Today’s guest post comes to you from Vanessa Bowen of Nessbow. Vanessa’s fashion blog was originally an outlet for her to share her eclectic personal style and penchant for alternative fashion but it blossomed into a site about self-exploration, self-care and thepreservation of self-worth from the self described love child of Judy Garland and David Bowie. Be friends with her on facebook and twitter!
If you work for yourself, you’ve no doubt faced a range of productivity road-blacks. Procrastination, lethargy and burn-out are all barriers to successful self-employment. I’ve spent the last eight years either studying or blogging, and I’ve found a few ways to overcome these pitfalls.
Set daily, weekly, monthly and yearly goals.
Create goals that are specific and measurable. I find that it also helps to make several smaller goals to compliment each big goal. Make a yearly or monthly goal, and then plan out what steps you could take daily or weekly to help you to work towards it.
Identify your partner in crime.
A partner in crime is a person who aids your procrastination. If you’re regularly finding yourself distracted by a particular person, it’s time the two of you had a chat. Explain to them that your work is important, and that you need to work without disruptions. Make it clear that it’s nothing personal, and plan to do something fun with them this weekend.
Take smart breaks.
Taking breaks can be tricky. It’s easy to sit down for a ten-minute break and spend the next three hours watching cat videos on Youtube. Plan at least one ten-minute break for every hour of work you do. Even if you don’t feel tired, taking a short amount of time away from your desk will refresh you and help you to work better for longer. If you don’t think that you can trust yourself to stick to your allotted break times, set an alarm for the end of your break and put it on your desk. Make sure that the sound is loud and obnoxious, so that you’ll have to walk to your desk if you want the audio-assault to end.

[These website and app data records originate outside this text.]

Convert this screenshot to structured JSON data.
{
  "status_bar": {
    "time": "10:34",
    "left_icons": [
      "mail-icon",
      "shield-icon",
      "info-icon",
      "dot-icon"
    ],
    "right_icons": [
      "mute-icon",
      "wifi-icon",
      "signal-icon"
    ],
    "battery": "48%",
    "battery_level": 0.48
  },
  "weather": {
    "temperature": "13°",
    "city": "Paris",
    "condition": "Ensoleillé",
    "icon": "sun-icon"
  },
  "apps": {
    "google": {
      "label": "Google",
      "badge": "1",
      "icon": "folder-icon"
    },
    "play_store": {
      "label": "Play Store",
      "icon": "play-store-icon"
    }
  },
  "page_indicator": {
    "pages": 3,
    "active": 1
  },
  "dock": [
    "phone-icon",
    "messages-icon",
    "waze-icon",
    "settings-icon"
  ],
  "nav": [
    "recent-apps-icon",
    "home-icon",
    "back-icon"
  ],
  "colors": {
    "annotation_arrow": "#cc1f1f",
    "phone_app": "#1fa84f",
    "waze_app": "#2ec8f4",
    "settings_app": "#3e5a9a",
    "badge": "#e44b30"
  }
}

Be realistic about how much you can do each day.
I often set myself a mountainous to-do list and then lament over the fact that I rarely reach the bottom of it before the day is out. It’s really important to be realistic about exactly how much you can get done in one day. In the morning, choose the three most important tasks and make these your priority. Consider any extra work a bonus.
Change your surroundings.
Cabin fever can start to sink its itchy little claws into you when you’re stuck in the same spot all the time. If you can, set up a workspace in a room other than your bedroom. Also, take your work outside occasionally, to a library, a park or a café if possible.
Be tough, but not rough on yourself.
Sometimes, you might need to give yourself a swift, metaphorical kick up the backside so you can get junk done. However, there’s a difference between being tough and being rough on yourself. You’re being tough when you give yourself a shot of self-discipline for being lazy. You’re being rough when you’re punishing yourself for making a mistake, or forcing yourself to keep working when you’re exhausted. It’s good to be tough on yourself when you need it. It’s not OK to be rough on yourself. Treat yourself kindly, always.
How do you stay motivated when you’re working for yourself?